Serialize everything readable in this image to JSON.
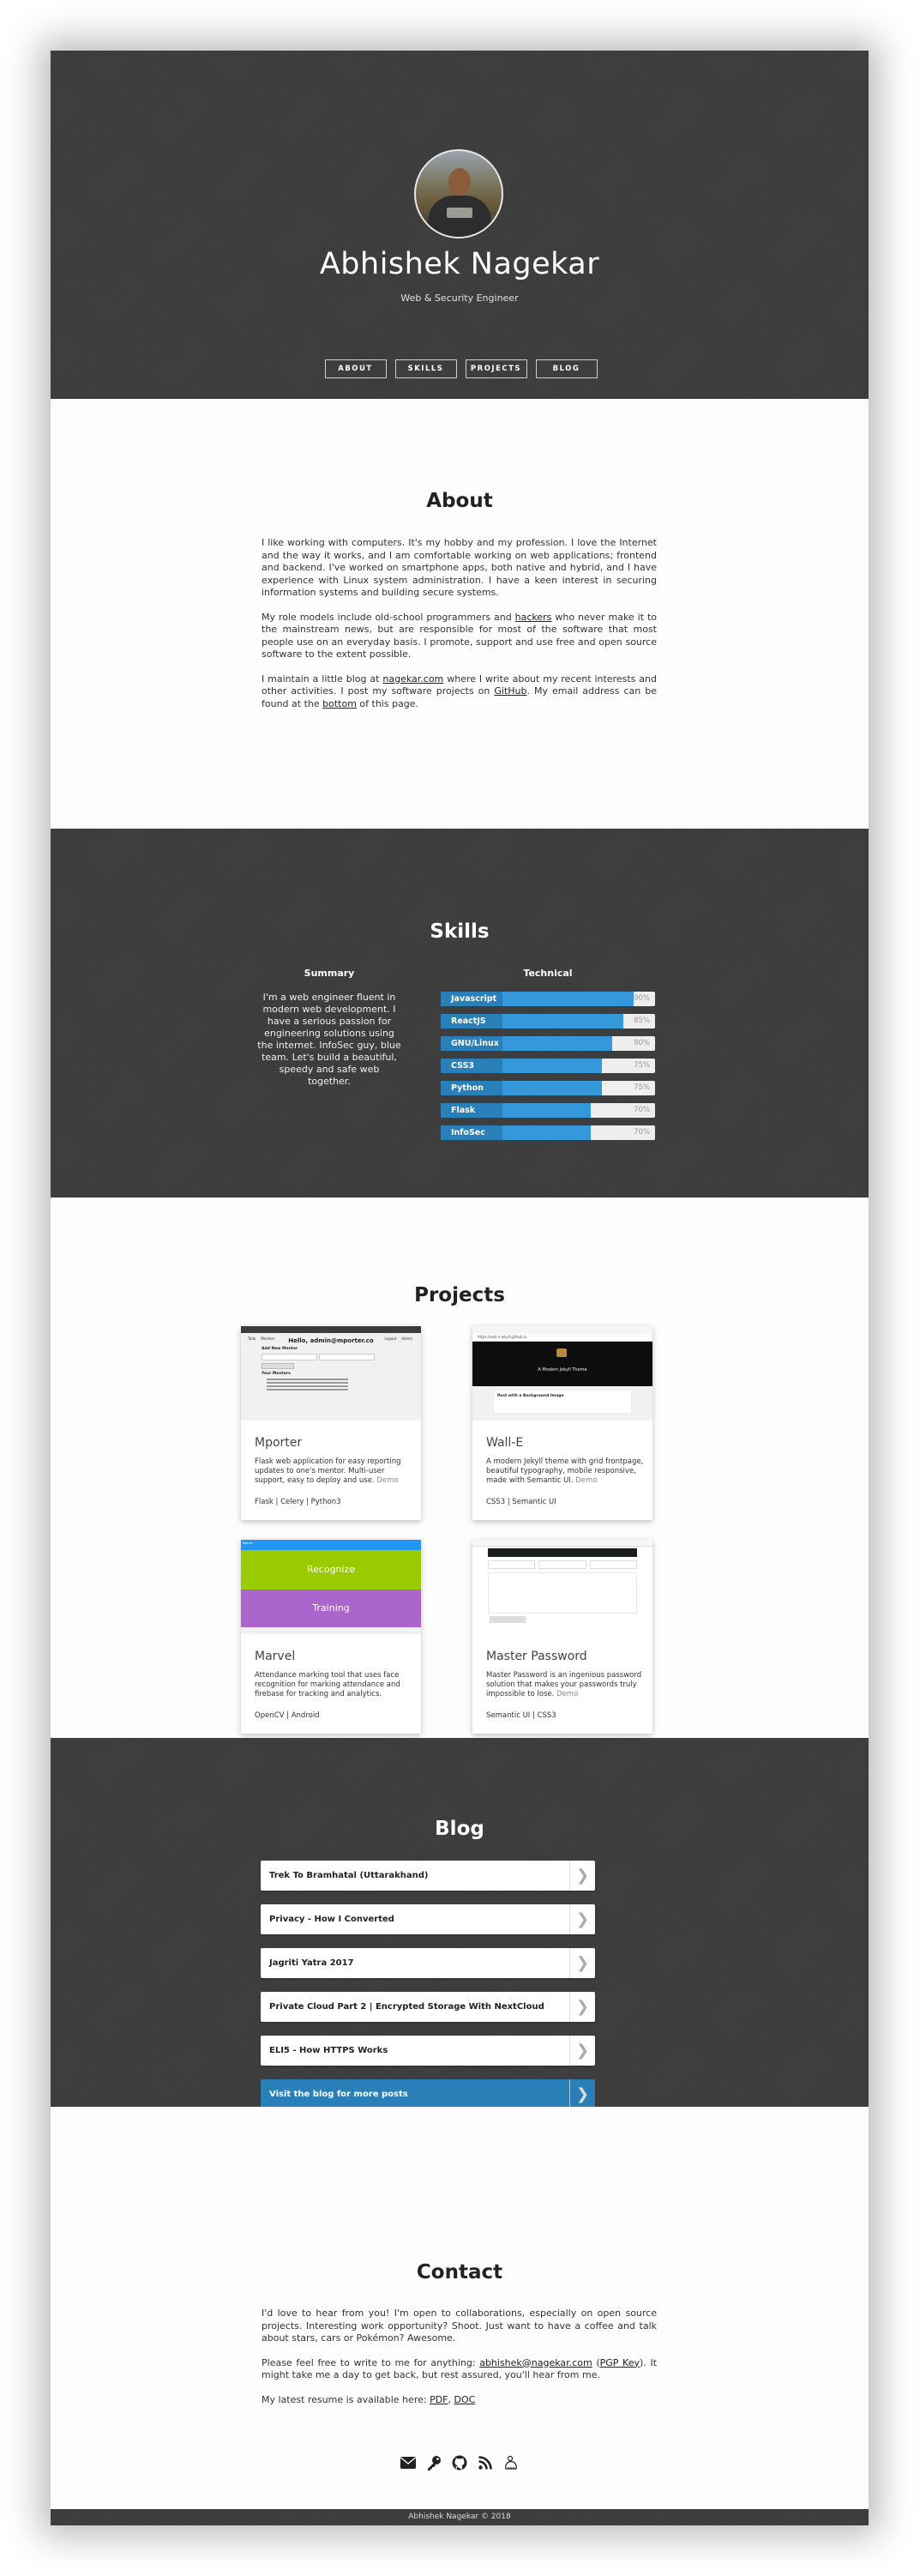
{
  "header": {
    "name": "Abhishek Nagekar",
    "tagline": "Web & Security Engineer",
    "nav": [
      "ABOUT",
      "SKILLS",
      "PROJECTS",
      "BLOG"
    ]
  },
  "about": {
    "title": "About",
    "p1": "I like working with computers. It's my hobby and my profession. I love the Internet and the way it works, and I am comfortable working on web applications; frontend and backend. I've worked on smartphone apps, both native and hybrid, and I have experience with Linux system administration. I have a keen interest in securing information systems and building secure systems.",
    "p2_before": "My role models include old-school programmers and ",
    "p2_link": "hackers",
    "p2_after": " who never make it to the mainstream news, but are responsible for most of the software that most people use on an everyday basis. I promote, support and use free and open source software to the extent possible.",
    "p3_a": "I maintain a little blog at ",
    "p3_link1": "nagekar.com",
    "p3_b": " where I write about my recent interests and other activities. I post my software projects on ",
    "p3_link2": "GitHub",
    "p3_c": ". My email address can be found at the ",
    "p3_link3": "bottom",
    "p3_d": " of this page."
  },
  "skills": {
    "title": "Skills",
    "summary_title": "Summary",
    "summary": "I'm a web engineer fluent in modern web development. I have a serious passion for engineering solutions using the internet. InfoSec guy, blue team. Let's build a beautiful, speedy and safe web together.",
    "technical_title": "Technical",
    "items": [
      {
        "label": "Javascript",
        "percent": 90,
        "pct_label": "90%"
      },
      {
        "label": "ReactJS",
        "percent": 85,
        "pct_label": "85%"
      },
      {
        "label": "GNU/Linux",
        "percent": 80,
        "pct_label": "80%"
      },
      {
        "label": "CSS3",
        "percent": 75,
        "pct_label": "75%"
      },
      {
        "label": "Python",
        "percent": 75,
        "pct_label": "75%"
      },
      {
        "label": "Flask",
        "percent": 70,
        "pct_label": "70%"
      },
      {
        "label": "InfoSec",
        "percent": 70,
        "pct_label": "70%"
      }
    ],
    "colors": {
      "label_bg": "#2980b9",
      "fill": "#3498db",
      "track": "#eeeeee"
    }
  },
  "projects": {
    "title": "Projects",
    "items": [
      {
        "title": "Mporter",
        "desc": "Flask web application for easy reporting updates to one's mentor. Multi-user support, easy to deploy and use.",
        "demo": "Demo",
        "tags": "Flask | Celery | Python3",
        "shot": {
          "hello": "Hello, admin@mporter.co",
          "add": "Add New Mentor",
          "list": "Your Mentors",
          "btn": "Add Mentor"
        }
      },
      {
        "title": "Wall-E",
        "desc": "A modern Jekyll theme with grid frontpage, beautiful typography, mobile responsive, made with Semantic UI.",
        "demo": "Demo",
        "tags": "CSS3 | Semantic UI",
        "shot": {
          "url": "https://wall-e-jekyll.github.io",
          "hero": "A Modern Jekyll Theme",
          "post": "Post with a Background Image"
        }
      },
      {
        "title": "Marvel",
        "desc": "Attendance marking tool that uses face recognition for marking attendance and firebase for tracking and analytics.",
        "demo": "",
        "tags": "OpenCV | Android",
        "shot": {
          "bar": "Marvel",
          "btn1": "Recognize",
          "btn2": "Training"
        }
      },
      {
        "title": "Master Password",
        "desc": "Master Password is an ingenious password solution that makes your passwords truly impossible to lose.",
        "demo": "Demo",
        "tags": "Semantic UI | CSS3",
        "shot": {}
      }
    ]
  },
  "blog": {
    "title": "Blog",
    "posts": [
      "Trek To Bramhatal (Uttarakhand)",
      "Privacy - How I Converted",
      "Jagriti Yatra 2017",
      "Private Cloud Part 2 | Encrypted Storage With NextCloud",
      "ELI5 - How HTTPS Works"
    ],
    "more": "Visit the blog for more posts",
    "accent": "#2980b9"
  },
  "contact": {
    "title": "Contact",
    "p1": "I'd love to hear from you! I'm open to collaborations, especially on open source projects. Interesting work opportunity? Shoot. Just want to have a coffee and talk about stars, cars or Pokémon? Awesome.",
    "p2_a": "Please feel free to write to me for anything: ",
    "email": "abhishek@nagekar.com",
    "p2_b": " (",
    "pgp": "PGP Key",
    "p2_c": "). It might take me a day to get back, but rest assured, you'll hear from me.",
    "p3": "My latest resume is available here: ",
    "pdf": "PDF",
    "sep": ", ",
    "doc": "DOC",
    "icons": [
      "envelope-icon",
      "key-icon",
      "github-icon",
      "rss-icon",
      "keybase-icon"
    ]
  },
  "footer": {
    "text": "Abhishek Nagekar © 2018"
  }
}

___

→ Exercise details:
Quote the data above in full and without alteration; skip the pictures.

→ Solution to the problem:
Serialize everything readable in this image to JSON.
{
  "header": {
    "name": "Abhishek Nagekar",
    "tagline": "Web & Security Engineer",
    "nav": [
      "ABOUT",
      "SKILLS",
      "PROJECTS",
      "BLOG"
    ]
  },
  "about": {
    "title": "About",
    "p1": "I like working with computers. It's my hobby and my profession. I love the Internet and the way it works, and I am comfortable working on web applications; frontend and backend. I've worked on smartphone apps, both native and hybrid, and I have experience with Linux system administration. I have a keen interest in securing information systems and building secure systems.",
    "p2_before": "My role models include old-school programmers and ",
    "p2_link": "hackers",
    "p2_after": " who never make it to the mainstream news, but are responsible for most of the software that most people use on an everyday basis. I promote, support and use free and open source software to the extent possible.",
    "p3_a": "I maintain a little blog at ",
    "p3_link1": "nagekar.com",
    "p3_b": " where I write about my recent interests and other activities. I post my software projects on ",
    "p3_link2": "GitHub",
    "p3_c": ". My email address can be found at the ",
    "p3_link3": "bottom",
    "p3_d": " of this page."
  },
  "skills": {
    "title": "Skills",
    "summary_title": "Summary",
    "summary": "I'm a web engineer fluent in modern web development. I have a serious passion for engineering solutions using the internet. InfoSec guy, blue team. Let's build a beautiful, speedy and safe web together.",
    "technical_title": "Technical",
    "items": [
      {
        "label": "Javascript",
        "percent": 90,
        "pct_label": "90%"
      },
      {
        "label": "ReactJS",
        "percent": 85,
        "pct_label": "85%"
      },
      {
        "label": "GNU/Linux",
        "percent": 80,
        "pct_label": "80%"
      },
      {
        "label": "CSS3",
        "percent": 75,
        "pct_label": "75%"
      },
      {
        "label": "Python",
        "percent": 75,
        "pct_label": "75%"
      },
      {
        "label": "Flask",
        "percent": 70,
        "pct_label": "70%"
      },
      {
        "label": "InfoSec",
        "percent": 70,
        "pct_label": "70%"
      }
    ],
    "colors": {
      "label_bg": "#2980b9",
      "fill": "#3498db",
      "track": "#eeeeee"
    }
  },
  "projects": {
    "title": "Projects",
    "items": [
      {
        "title": "Mporter",
        "desc": "Flask web application for easy reporting updates to one's mentor. Multi-user support, easy to deploy and use.",
        "demo": "Demo",
        "tags": "Flask | Celery | Python3",
        "shot": {
          "hello": "Hello, admin@mporter.co",
          "add": "Add New Mentor",
          "list": "Your Mentors",
          "btn": "Add Mentor"
        }
      },
      {
        "title": "Wall-E",
        "desc": "A modern Jekyll theme with grid frontpage, beautiful typography, mobile responsive, made with Semantic UI.",
        "demo": "Demo",
        "tags": "CSS3 | Semantic UI",
        "shot": {
          "url": "https://wall-e-jekyll.github.io",
          "hero": "A Modern Jekyll Theme",
          "post": "Post with a Background Image"
        }
      },
      {
        "title": "Marvel",
        "desc": "Attendance marking tool that uses face recognition for marking attendance and firebase for tracking and analytics.",
        "demo": "",
        "tags": "OpenCV | Android",
        "shot": {
          "bar": "Marvel",
          "btn1": "Recognize",
          "btn2": "Training"
        }
      },
      {
        "title": "Master Password",
        "desc": "Master Password is an ingenious password solution that makes your passwords truly impossible to lose.",
        "demo": "Demo",
        "tags": "Semantic UI | CSS3",
        "shot": {}
      }
    ]
  },
  "blog": {
    "title": "Blog",
    "posts": [
      "Trek To Bramhatal (Uttarakhand)",
      "Privacy - How I Converted",
      "Jagriti Yatra 2017",
      "Private Cloud Part 2 | Encrypted Storage With NextCloud",
      "ELI5 - How HTTPS Works"
    ],
    "more": "Visit the blog for more posts",
    "accent": "#2980b9"
  },
  "contact": {
    "title": "Contact",
    "p1": "I'd love to hear from you! I'm open to collaborations, especially on open source projects. Interesting work opportunity? Shoot. Just want to have a coffee and talk about stars, cars or Pokémon? Awesome.",
    "p2_a": "Please feel free to write to me for anything: ",
    "email": "abhishek@nagekar.com",
    "p2_b": " (",
    "pgp": "PGP Key",
    "p2_c": "). It might take me a day to get back, but rest assured, you'll hear from me.",
    "p3": "My latest resume is available here: ",
    "pdf": "PDF",
    "sep": ", ",
    "doc": "DOC",
    "icons": [
      "envelope-icon",
      "key-icon",
      "github-icon",
      "rss-icon",
      "keybase-icon"
    ]
  },
  "footer": {
    "text": "Abhishek Nagekar © 2018"
  }
}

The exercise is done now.